Ontario scholar and filmmaker Karen Collins is an associate professor at the University of Waterloo and her excellent book Game Sound (2008) explores the history, theory and practice of video game music and sound design. As Collins observes, the player is not a passive listener, but can actively trigger in-game music, as well as react to it unconsciously; she writes that “mood induction and physiological responses are usually most evident when the player character is at significant risk, as in the chaotic, fast-paced music of the boss…sound works to control or manipulating the player’s emotions, guiding responses to the game.” She points out that silence is additionally used to powerful effect, whether it’s increasing tension or when the player is inactive (a musical fade that she describes as the “boredom switch”), prompting us to complete the task so the game can progress.
Video game music is a global expression, both in its international studio collaborations and in its audience reach. Earlier this year, the Poland-based Game Music Festival presented a concert in London, including a Polish big band performing the jazzy, Latin-inspired grooves of the much-loved adventure Cuphead (2017), composed by the Canadian artist Kristoffer Madigan.
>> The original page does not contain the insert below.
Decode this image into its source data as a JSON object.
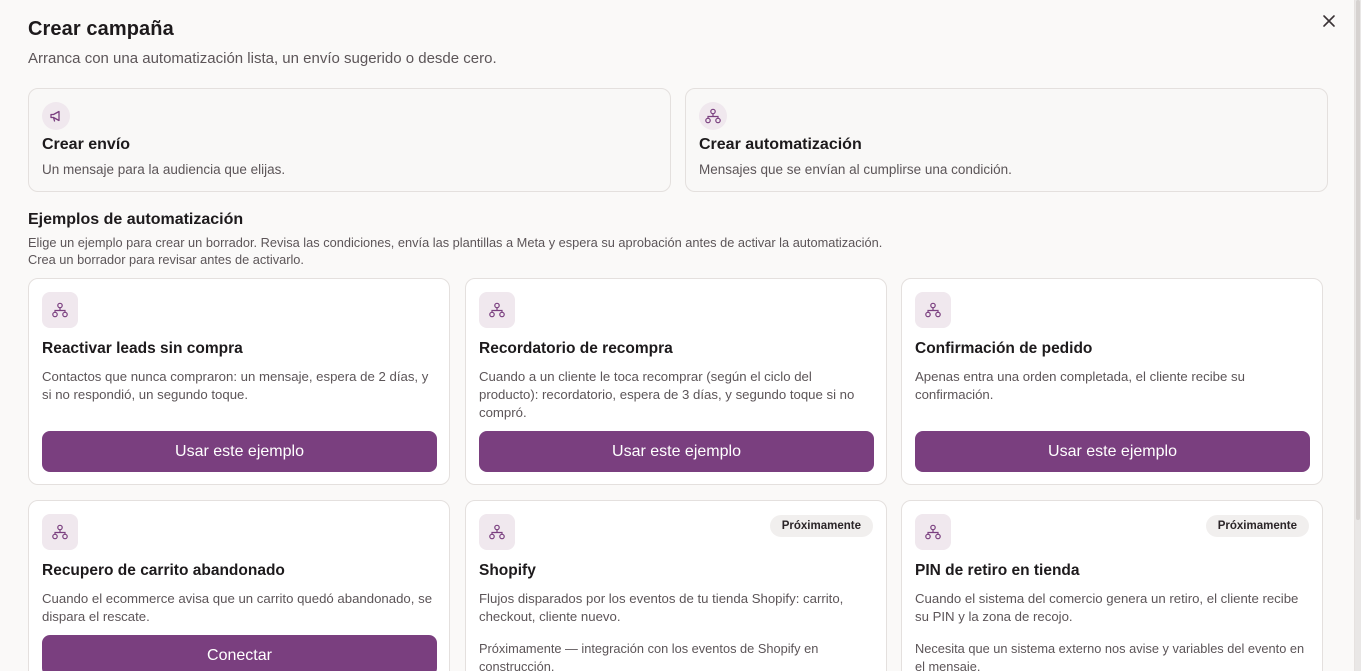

The concert finale focused on LA-based British composer Gareth Coker’s enchanting (and devastatingly beautiful) scores for the games Ori and the Blind Forest (2015) and Ori and the Will of the Wisps (2020). ).
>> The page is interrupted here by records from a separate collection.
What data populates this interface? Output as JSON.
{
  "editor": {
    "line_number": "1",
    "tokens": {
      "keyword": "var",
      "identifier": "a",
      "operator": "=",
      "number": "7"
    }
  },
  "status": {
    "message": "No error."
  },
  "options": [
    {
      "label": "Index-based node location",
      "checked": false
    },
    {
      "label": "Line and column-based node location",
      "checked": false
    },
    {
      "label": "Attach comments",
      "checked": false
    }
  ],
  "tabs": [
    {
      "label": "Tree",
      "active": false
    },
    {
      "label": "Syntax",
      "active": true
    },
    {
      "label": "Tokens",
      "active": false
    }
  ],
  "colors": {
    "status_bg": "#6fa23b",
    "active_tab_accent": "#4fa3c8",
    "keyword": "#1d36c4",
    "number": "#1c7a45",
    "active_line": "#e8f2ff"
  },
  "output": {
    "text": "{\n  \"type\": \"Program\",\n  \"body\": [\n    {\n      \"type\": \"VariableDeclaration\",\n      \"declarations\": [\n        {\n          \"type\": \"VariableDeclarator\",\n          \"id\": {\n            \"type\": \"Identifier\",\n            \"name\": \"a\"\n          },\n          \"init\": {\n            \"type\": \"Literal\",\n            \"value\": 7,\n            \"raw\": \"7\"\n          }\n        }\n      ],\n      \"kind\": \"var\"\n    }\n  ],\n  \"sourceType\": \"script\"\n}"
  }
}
Coker first studied composition at the Royal Academy of Music, then lived in Japan; his musical range is vast, including scores for film and television – but his love of video games runs particularly deep. “Growing up, I have the fondest memories of playing video games with my parents,” he explains. “These memories I made with my own family, I wish I could give to someone else.”
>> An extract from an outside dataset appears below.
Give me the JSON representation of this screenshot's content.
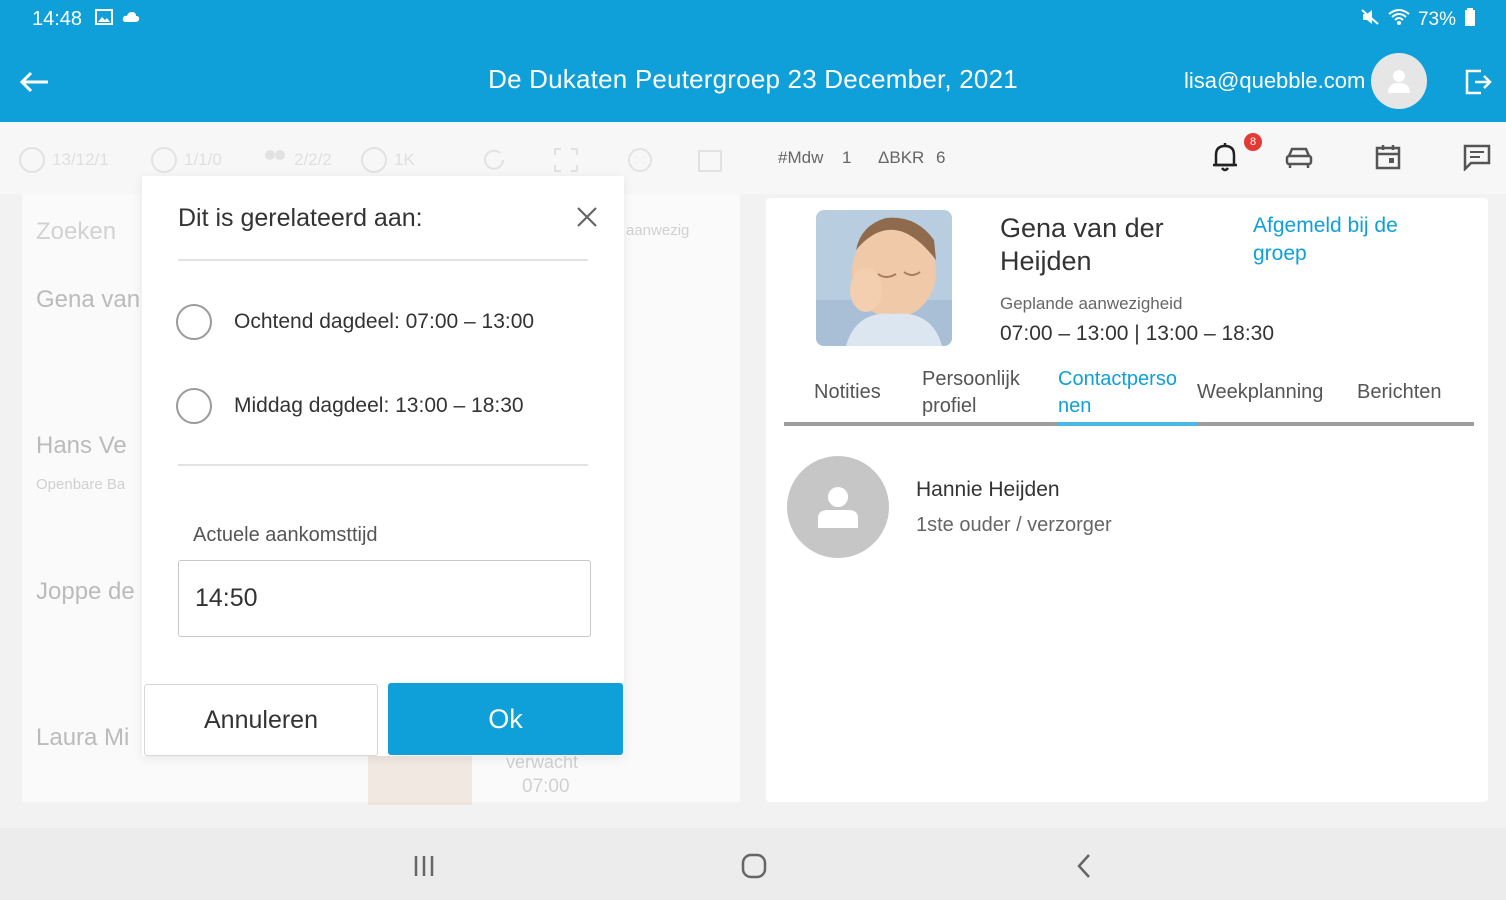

For the Ori games, Coker spent several years with the development team, creating music that felt distinctly attuned to the main character/player role (a childish forest spirit) and supernatural surroundings. “I react strongly to visuals when I’m working on a game; so I can really get inside by creating a sound world for them,” he says. “Ori’s visuals allow me to create this tapestry with the music, because we’re asking people to expand their imaginations.